The ritual "track dance" is in full swing: the Syrian track first - no, the Palestinian track first. A future scholar researching the history of the main contacts between Israel, Syria and the Palestinians starting in the 1990s will discover a marvelous cyclical pattern: Whenever the Palestinian track reached a dead end or a breakthrough beckoned, the Israelis began talking about the Syrian track, and vice versa.

What the two tracks have in common is that no breakthrough has really occurred in either. The reasons for this are many and varied, but there is no denying that Israel bears much of the responsibility. The Barak, Sharon and Netanyahu governments seem to have preferred making noises about peace to doing anything about it. The Olmert-Livni government seems to have been the only one that took steps toward reaching an agreement, behind the scenes via Turkey.

Making do with noises about peace has a number of advantages. Psychologically, it gives our leaders, and perhaps some of our citizens, the feeling that Israel really wants peace, while the other side just talks about it. Politically, it doesn't cost anything.

There's nothing new in that the Syrian arena is more amenable. The Syrians are not as internally divided as the Palestinians, there is apparently "someone to talk to" there, and the issues and possibilities for resolving them are familiar. Some of them have already been agreed on. So why has the Syrian track been pushed aside? The answer is to be found in the inability of Israeli prime ministers to make a clear decision about withdrawing from the Golan Heights.

They fear the electoral implications of such a move because of the Golan's special status in Israeli public opinion. Unlike Judea and Samaria, an ideological question is not at issue, and different pretexts are given for not negotiating with Syrian President Bashar Assad: His government bankrolls terror attacks, it's in a strategic alliance with Iran, Hezbollah and Hamas, all he wants is to dip his toes in the Kinneret, and so on.

Without belittling the importance of these matters, it should be stressed that if Anwar Sadat's positions had been scrutinized like this, there would have been no peace deal with Egypt. His first demands included not only Israeli withdrawal from all Egyptian territory it had conquered, but also a solution to the Palestinian problem. This linkage made the negotiations so difficult that Sadat walked out.

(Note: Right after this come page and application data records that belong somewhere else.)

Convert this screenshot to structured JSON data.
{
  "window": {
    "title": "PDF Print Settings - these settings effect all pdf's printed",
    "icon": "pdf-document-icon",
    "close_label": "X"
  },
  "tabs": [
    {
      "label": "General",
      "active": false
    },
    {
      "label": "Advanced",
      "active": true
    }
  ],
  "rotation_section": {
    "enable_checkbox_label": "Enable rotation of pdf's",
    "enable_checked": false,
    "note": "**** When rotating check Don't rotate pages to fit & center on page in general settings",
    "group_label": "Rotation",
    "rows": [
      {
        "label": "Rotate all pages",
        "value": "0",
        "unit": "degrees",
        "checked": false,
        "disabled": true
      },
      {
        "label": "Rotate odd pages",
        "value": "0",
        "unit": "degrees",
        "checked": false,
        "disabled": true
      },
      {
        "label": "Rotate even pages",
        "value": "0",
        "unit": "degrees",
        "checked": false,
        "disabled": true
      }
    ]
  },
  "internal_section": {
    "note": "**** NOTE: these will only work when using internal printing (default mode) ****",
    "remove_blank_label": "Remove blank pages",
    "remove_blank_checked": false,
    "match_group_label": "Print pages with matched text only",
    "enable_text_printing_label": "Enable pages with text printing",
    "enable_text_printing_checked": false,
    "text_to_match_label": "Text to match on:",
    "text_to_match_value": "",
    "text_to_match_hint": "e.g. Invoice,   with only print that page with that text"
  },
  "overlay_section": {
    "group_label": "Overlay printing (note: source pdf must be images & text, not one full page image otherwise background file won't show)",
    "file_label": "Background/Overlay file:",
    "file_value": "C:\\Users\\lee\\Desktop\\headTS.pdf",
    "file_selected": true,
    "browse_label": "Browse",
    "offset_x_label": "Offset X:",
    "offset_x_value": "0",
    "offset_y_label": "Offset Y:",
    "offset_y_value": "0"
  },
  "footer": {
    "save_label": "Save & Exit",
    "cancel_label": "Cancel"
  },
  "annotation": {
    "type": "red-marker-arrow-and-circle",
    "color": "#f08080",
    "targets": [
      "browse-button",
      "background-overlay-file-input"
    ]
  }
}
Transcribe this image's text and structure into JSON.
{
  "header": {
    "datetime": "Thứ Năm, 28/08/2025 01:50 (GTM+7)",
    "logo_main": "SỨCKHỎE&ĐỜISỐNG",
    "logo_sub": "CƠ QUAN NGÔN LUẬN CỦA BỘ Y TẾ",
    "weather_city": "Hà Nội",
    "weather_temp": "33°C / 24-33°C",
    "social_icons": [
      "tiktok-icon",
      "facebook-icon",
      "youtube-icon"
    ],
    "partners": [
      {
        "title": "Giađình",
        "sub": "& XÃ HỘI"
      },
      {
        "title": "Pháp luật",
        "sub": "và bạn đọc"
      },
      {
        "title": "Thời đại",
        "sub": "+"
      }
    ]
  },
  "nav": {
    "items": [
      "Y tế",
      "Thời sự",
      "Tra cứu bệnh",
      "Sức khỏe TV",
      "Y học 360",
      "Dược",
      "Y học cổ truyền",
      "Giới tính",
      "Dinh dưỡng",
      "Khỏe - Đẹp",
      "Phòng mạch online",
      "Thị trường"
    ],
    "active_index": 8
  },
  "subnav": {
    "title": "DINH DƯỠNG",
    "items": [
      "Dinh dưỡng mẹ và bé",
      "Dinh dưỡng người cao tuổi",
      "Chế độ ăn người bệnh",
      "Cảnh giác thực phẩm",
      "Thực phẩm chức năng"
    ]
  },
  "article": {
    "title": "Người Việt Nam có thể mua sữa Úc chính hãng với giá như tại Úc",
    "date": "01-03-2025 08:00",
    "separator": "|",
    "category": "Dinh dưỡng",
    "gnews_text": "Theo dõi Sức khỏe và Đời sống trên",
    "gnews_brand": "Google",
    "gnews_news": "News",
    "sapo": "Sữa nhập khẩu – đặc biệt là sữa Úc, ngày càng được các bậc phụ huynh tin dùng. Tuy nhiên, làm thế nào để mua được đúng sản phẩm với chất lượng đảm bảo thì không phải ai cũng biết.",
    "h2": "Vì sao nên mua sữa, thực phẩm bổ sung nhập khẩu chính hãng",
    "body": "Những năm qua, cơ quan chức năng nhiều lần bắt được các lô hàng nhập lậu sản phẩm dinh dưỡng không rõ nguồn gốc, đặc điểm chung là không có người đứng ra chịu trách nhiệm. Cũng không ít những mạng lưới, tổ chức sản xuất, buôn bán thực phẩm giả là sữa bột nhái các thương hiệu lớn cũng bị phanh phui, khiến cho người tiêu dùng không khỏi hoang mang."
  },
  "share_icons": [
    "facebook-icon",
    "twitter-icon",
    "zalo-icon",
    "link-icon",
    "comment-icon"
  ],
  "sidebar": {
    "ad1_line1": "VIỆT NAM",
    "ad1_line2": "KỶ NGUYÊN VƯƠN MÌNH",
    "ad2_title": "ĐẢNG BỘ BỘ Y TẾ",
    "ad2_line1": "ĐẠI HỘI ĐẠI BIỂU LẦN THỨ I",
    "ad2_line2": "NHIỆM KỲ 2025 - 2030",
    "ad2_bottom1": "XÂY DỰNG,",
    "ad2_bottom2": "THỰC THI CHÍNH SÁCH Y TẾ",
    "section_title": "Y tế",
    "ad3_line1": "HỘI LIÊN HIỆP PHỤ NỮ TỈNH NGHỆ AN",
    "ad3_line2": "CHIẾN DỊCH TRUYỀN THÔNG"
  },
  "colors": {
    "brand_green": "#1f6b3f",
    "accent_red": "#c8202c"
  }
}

The Egyptian precedent teaches us several things about the Syrian track: First, Israel will not receive any advance concessions that could be used as bargaining chips in negotiations. Even if Syria is not prepared to formally cut its close ties with Iran, Hezbollah and Hamas, a serious diplomatic move would drive a wedge through this axis, with a significant affect on the regional balance of power. Second, tough initial bargaining positions do not necessarily reflect the final positions. Significantly, the Syrian position, unlike the initial Egyptian one, does not call for a solution to the Palestinian problem.

Israeli politicians mouth lofty slogans about the importance of peace with Syria, but they aren't prepared to face up to the price to be paid. Instead, they pose preconditions. Israel's situation in the Middle East is at rock bottom. Beyond the familiar regional threats, Turkey has moved away and the regimes in Egypt and Jordan have to defend themselves against public opposition to peace with Israel. We need from our decision makers a more active and effective policy, as well as cooperation with moderate elements. The Syrian arena, unlike the Palestinian one, offers an abundance of opportunities for bold and creative leadership, but that has not been forthcoming.

The writer teaches in the Department of Islamic and Middle Eastern Studies at the Hebrew University of Jerusalem.